The Council of Mortgage Lenders has confirmed that gross lending smashed all records in 2006, as had been predicted by the trade body.
The data also reveals that a record £346bn was lent in 2006 as a whole, a 20 per cent increase from 2005. The record figure was fuelled by annual house price growth of around 7 per cent coupled with a 14 per cent increase in the number of house sales.
The CML had predicted lending would reach £345bn in 2006, so was pretty much spot-on.
It has, however, warned that the interest rate rise to 5.25 per cent earlier this month may see consumer demand for mortgages slip in 2007.
In December, gross lending hit a record of £29.4bn. This was down by 11 per cent on the all-time record of £33.1bn reached in November, but up by 8 per cent on the £27bn of lending in December last year.
CML director general Michael Coogan says: “The commentators who thought the housing market would crash in 2006 were wrong. Last year the market proved itself to be in robust shape and we expect it to remain so during 2007.
“Going forward, many of the key drivers of the market remain positive. The economy is healthy, demand for housing is strong, and house prices continue to rise. As a result, mortgage lending this year is expected to be even higher than in 2006.

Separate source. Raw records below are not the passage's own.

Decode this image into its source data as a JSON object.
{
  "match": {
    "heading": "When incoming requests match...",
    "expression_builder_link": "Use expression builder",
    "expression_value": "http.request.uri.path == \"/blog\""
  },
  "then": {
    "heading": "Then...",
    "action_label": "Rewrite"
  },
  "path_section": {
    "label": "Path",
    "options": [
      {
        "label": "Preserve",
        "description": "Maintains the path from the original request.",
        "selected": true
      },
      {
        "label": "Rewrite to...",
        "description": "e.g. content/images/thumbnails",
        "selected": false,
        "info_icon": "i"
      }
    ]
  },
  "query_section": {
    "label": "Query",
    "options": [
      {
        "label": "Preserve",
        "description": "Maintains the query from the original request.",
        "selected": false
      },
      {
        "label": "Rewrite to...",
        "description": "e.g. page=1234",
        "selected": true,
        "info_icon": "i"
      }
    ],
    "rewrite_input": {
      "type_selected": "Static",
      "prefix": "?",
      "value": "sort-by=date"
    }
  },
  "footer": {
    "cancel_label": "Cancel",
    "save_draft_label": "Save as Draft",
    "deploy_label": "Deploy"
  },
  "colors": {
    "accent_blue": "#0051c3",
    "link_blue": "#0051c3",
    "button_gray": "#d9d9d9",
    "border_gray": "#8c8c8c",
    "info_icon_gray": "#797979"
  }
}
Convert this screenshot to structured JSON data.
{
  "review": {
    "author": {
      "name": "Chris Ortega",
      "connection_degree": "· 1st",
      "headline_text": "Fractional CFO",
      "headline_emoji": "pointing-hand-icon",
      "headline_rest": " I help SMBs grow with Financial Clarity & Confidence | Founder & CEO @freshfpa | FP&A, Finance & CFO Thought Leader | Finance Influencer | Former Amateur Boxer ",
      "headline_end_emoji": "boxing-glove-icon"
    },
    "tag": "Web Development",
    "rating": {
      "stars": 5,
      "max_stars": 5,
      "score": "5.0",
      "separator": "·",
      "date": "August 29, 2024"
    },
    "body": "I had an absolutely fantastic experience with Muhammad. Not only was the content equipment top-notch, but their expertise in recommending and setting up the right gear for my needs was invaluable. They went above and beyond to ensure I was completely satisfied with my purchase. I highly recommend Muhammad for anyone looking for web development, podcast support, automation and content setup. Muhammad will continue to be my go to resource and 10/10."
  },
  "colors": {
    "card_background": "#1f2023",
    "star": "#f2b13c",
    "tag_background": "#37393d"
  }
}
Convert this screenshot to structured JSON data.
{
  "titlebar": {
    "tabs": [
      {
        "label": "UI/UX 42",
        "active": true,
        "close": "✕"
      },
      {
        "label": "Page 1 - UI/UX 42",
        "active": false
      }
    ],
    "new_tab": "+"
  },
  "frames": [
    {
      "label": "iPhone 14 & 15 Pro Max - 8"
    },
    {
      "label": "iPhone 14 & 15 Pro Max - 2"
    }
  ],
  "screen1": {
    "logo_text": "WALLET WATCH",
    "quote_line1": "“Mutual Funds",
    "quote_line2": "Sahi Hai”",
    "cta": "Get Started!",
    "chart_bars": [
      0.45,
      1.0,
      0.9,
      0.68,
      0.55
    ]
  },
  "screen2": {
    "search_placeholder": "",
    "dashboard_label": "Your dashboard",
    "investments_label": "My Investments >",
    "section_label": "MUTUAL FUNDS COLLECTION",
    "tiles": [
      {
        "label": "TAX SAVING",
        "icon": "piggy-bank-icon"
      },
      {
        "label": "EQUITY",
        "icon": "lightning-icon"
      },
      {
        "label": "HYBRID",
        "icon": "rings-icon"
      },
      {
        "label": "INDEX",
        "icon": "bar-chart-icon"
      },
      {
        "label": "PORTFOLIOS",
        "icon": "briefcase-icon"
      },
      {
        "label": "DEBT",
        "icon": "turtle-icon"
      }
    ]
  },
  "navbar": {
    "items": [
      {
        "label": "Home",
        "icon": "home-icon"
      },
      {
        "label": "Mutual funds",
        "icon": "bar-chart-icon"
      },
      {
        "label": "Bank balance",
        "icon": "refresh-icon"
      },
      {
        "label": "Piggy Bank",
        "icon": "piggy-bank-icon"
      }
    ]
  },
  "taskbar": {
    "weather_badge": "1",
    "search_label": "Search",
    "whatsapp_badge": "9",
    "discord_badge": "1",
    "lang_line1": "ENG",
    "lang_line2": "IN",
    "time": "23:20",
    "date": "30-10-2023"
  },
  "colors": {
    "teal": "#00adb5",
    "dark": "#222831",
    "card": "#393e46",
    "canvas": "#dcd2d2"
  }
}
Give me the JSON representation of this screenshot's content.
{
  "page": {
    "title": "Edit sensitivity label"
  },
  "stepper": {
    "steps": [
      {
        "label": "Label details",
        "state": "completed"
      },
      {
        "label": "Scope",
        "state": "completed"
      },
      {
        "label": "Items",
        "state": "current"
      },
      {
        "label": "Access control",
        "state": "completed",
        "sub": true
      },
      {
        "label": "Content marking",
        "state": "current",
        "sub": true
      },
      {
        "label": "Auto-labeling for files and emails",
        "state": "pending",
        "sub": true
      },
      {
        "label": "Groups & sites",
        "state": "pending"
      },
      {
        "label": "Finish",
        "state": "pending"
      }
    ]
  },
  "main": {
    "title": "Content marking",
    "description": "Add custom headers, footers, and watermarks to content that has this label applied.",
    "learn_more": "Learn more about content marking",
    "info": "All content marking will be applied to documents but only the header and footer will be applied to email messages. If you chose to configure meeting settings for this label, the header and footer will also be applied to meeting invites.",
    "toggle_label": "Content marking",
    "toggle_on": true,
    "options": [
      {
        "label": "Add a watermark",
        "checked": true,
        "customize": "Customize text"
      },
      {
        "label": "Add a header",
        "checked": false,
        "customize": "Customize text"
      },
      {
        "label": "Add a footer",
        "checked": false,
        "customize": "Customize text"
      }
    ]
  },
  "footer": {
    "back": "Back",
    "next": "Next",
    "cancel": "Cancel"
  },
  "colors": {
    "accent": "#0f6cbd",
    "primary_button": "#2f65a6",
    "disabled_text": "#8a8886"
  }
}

“But the recent increases in interest rates might make many aspiring home-owners think twice about getting on to the property ladder, and we expect to see levels of activity dampen as the year progresses.”